> **EXERCISE INSTRUCTIONS**:
If a line in the entries below contains "icon", copy it.

> **Records drawn from a dataset**:
_____

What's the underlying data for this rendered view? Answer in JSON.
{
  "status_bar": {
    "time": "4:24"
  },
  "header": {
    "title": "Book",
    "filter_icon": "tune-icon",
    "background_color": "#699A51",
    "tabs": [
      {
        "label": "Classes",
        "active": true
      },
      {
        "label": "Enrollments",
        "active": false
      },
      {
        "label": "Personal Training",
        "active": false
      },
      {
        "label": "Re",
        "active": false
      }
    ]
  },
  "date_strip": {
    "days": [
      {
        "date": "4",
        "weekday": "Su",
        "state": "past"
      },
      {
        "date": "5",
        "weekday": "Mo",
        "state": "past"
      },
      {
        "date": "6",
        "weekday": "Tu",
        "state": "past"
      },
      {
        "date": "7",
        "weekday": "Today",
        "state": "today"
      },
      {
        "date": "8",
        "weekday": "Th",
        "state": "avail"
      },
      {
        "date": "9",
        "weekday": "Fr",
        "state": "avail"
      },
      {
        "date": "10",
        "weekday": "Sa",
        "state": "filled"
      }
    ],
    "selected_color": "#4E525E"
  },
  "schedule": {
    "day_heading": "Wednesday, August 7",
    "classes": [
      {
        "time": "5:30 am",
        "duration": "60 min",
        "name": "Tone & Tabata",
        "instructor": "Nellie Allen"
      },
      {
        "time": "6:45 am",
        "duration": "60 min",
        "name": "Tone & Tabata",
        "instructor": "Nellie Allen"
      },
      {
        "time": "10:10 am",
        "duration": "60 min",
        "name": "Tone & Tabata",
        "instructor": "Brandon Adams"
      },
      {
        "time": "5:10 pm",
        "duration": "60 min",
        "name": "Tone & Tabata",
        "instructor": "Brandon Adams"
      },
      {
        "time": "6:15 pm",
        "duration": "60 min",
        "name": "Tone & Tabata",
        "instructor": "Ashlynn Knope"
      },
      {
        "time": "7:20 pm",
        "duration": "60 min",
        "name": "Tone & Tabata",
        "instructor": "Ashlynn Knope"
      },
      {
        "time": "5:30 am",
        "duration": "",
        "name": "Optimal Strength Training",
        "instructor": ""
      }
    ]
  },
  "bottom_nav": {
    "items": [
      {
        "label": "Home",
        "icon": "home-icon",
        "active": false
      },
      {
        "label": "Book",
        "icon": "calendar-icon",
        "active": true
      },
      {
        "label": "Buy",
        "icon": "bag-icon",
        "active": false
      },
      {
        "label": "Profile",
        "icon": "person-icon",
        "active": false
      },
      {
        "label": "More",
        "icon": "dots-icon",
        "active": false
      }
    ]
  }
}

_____

> **ANSWER BOX**:
    "filter_icon": "tune-icon",
        "icon": "home-icon",
        "icon": "calendar-icon",
        "icon": "bag-icon",
        "icon": "person-icon",
        "icon": "dots-icon",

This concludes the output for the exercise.